Source records:

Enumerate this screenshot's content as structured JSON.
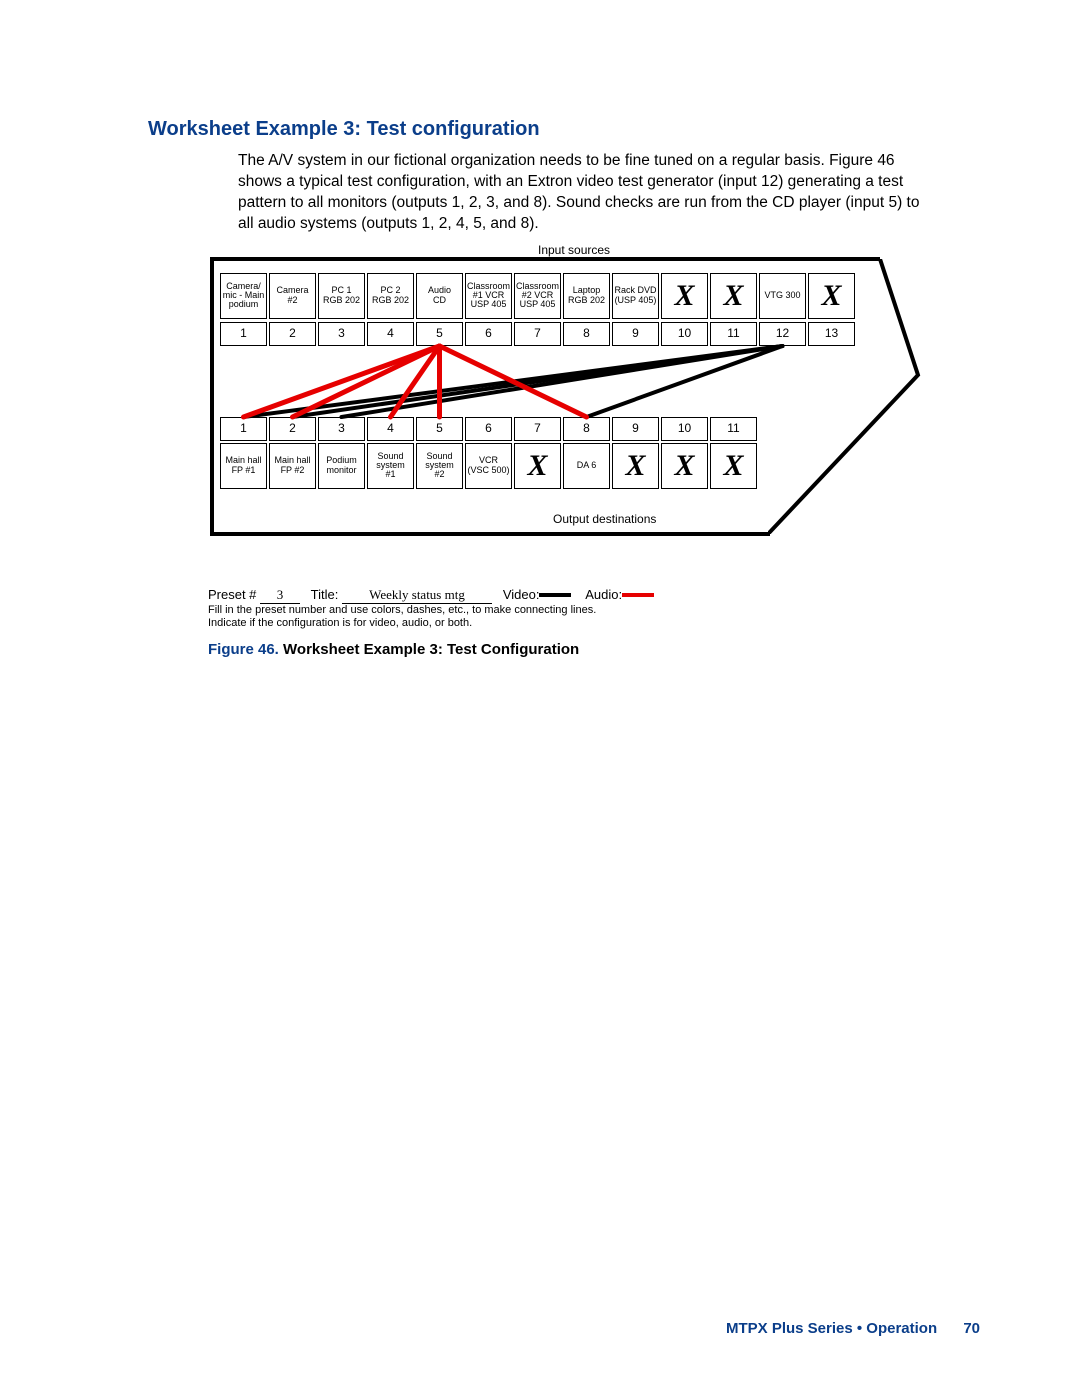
{
  "heading": "Worksheet Example 3: Test configuration",
  "body_text": "The A/V system in our fictional organization needs to be fine tuned on a regular basis. Figure 46 shows a typical test configuration, with an Extron video test generator (input 12) generating a test pattern to all monitors (outputs 1, 2, 3, and 8). Sound checks are run from the CD player (input 5) to all audio systems (outputs 1, 2, 4, 5, and 8).",
  "diagram": {
    "inputs_title": "Input sources",
    "outputs_title": "Output destinations",
    "inputs": [
      {
        "n": "1",
        "label": "Camera/\nmic - Main\npodium"
      },
      {
        "n": "2",
        "label": "Camera\n#2"
      },
      {
        "n": "3",
        "label": "PC 1\nRGB 202"
      },
      {
        "n": "4",
        "label": "PC 2\nRGB 202"
      },
      {
        "n": "5",
        "label": "Audio\nCD"
      },
      {
        "n": "6",
        "label": "Classroom\n#1 VCR\nUSP 405"
      },
      {
        "n": "7",
        "label": "Classroom\n#2 VCR\nUSP 405"
      },
      {
        "n": "8",
        "label": "Laptop\nRGB 202"
      },
      {
        "n": "9",
        "label": "Rack DVD\n(USP 405)"
      },
      {
        "n": "10",
        "label": "X"
      },
      {
        "n": "11",
        "label": "X"
      },
      {
        "n": "12",
        "label": "VTG 300"
      },
      {
        "n": "13",
        "label": "X"
      }
    ],
    "outputs": [
      {
        "n": "1",
        "label": "Main hall\nFP #1"
      },
      {
        "n": "2",
        "label": "Main hall\nFP #2"
      },
      {
        "n": "3",
        "label": "Podium\nmonitor"
      },
      {
        "n": "4",
        "label": "Sound\nsystem\n#1"
      },
      {
        "n": "5",
        "label": "Sound\nsystem\n#2"
      },
      {
        "n": "6",
        "label": "VCR\n(VSC 500)"
      },
      {
        "n": "7",
        "label": "X"
      },
      {
        "n": "8",
        "label": "DA 6"
      },
      {
        "n": "9",
        "label": "X"
      },
      {
        "n": "10",
        "label": "X"
      },
      {
        "n": "11",
        "label": "X"
      }
    ],
    "connections_video": [
      {
        "from_input": 12,
        "to_output": 1
      },
      {
        "from_input": 12,
        "to_output": 2
      },
      {
        "from_input": 12,
        "to_output": 3
      },
      {
        "from_input": 12,
        "to_output": 8
      }
    ],
    "connections_audio": [
      {
        "from_input": 5,
        "to_output": 1
      },
      {
        "from_input": 5,
        "to_output": 2
      },
      {
        "from_input": 5,
        "to_output": 4
      },
      {
        "from_input": 5,
        "to_output": 5
      },
      {
        "from_input": 5,
        "to_output": 8
      }
    ]
  },
  "preset": {
    "label_preset": "Preset #",
    "preset_value": "3",
    "label_title": "Title:",
    "title_value": "Weekly status mtg",
    "label_video": "Video:",
    "label_audio": "Audio:",
    "help1": "Fill in the preset number and use colors, dashes, etc., to make connecting lines.",
    "help2": "Indicate if the configuration is for video, audio, or both."
  },
  "caption": {
    "fig": "Figure 46.",
    "text": "Worksheet Example 3: Test Configuration"
  },
  "footer": {
    "text": "MTPX Plus Series • Operation",
    "page": "70"
  }
}
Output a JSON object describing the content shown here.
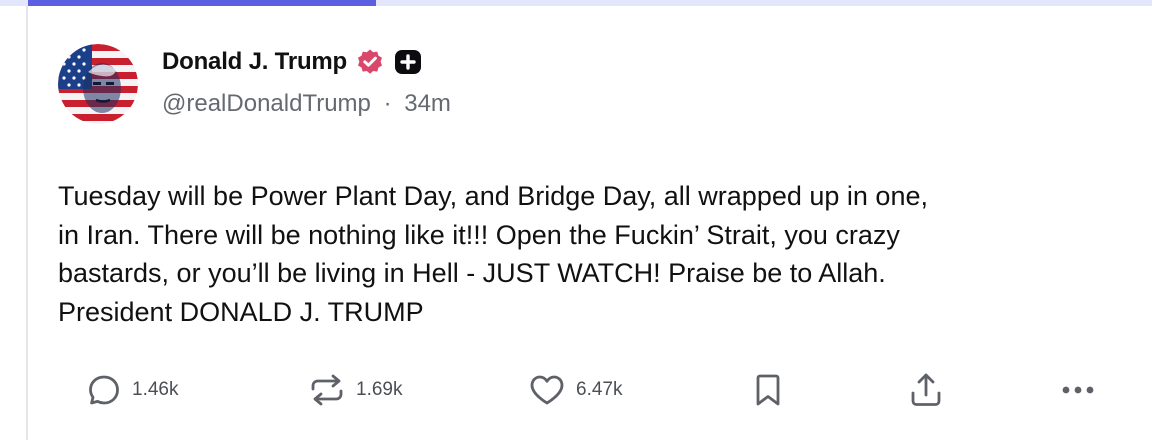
{
  "colors": {
    "accent": "#5c5fe2",
    "track": "#e4e7fb",
    "verified_badge": "#d9476b",
    "text": "#111111",
    "muted": "#666a70",
    "icon": "#5e6268"
  },
  "progress": {
    "fraction": 0.31
  },
  "post": {
    "author": {
      "display_name": "Donald J. Trump",
      "handle": "@realDonaldTrump",
      "separator": "·",
      "time": "34m",
      "avatar_icon": "avatar-flag-portrait",
      "verified_icon": "verified-badge-icon",
      "plus_icon": "plus-badge-icon"
    },
    "body_lines": [
      "Tuesday will be Power Plant Day, and Bridge Day, all wrapped up in one,",
      "in Iran. There will be nothing like it!!! Open the Fuckin’ Strait, you crazy",
      "bastards, or you’ll be living in Hell - JUST WATCH! Praise be to Allah.",
      "President DONALD J. TRUMP"
    ],
    "actions": {
      "reply": {
        "icon": "reply-icon",
        "count": "1.46k"
      },
      "retruth": {
        "icon": "repost-icon",
        "count": "1.69k"
      },
      "like": {
        "icon": "heart-icon",
        "count": "6.47k"
      },
      "bookmark": {
        "icon": "bookmark-icon"
      },
      "share": {
        "icon": "share-icon"
      },
      "more": {
        "icon": "more-icon"
      }
    }
  }
}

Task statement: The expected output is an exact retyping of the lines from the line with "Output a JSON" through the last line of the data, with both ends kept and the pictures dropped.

Solved problem:
Output a JSON object describing the content shown here.
{
  "colors": {
    "accent": "#5c5fe2",
    "track": "#e4e7fb",
    "verified_badge": "#d9476b",
    "text": "#111111",
    "muted": "#666a70",
    "icon": "#5e6268"
  },
  "progress": {
    "fraction": 0.31
  },
  "post": {
    "author": {
      "display_name": "Donald J. Trump",
      "handle": "@realDonaldTrump",
      "separator": "·",
      "time": "34m",
      "avatar_icon": "avatar-flag-portrait",
      "verified_icon": "verified-badge-icon",
      "plus_icon": "plus-badge-icon"
    },
    "body_lines": [
      "Tuesday will be Power Plant Day, and Bridge Day, all wrapped up in one,",
      "in Iran. There will be nothing like it!!! Open the Fuckin’ Strait, you crazy",
      "bastards, or you’ll be living in Hell - JUST WATCH! Praise be to Allah.",
      "President DONALD J. TRUMP"
    ],
    "actions": {
      "reply": {
        "icon": "reply-icon",
        "count": "1.46k"
      },
      "retruth": {
        "icon": "repost-icon",
        "count": "1.69k"
      },
      "like": {
        "icon": "heart-icon",
        "count": "6.47k"
      },
      "bookmark": {
        "icon": "bookmark-icon"
      },
      "share": {
        "icon": "share-icon"
      },
      "more": {
        "icon": "more-icon"
      }
    }
  }
}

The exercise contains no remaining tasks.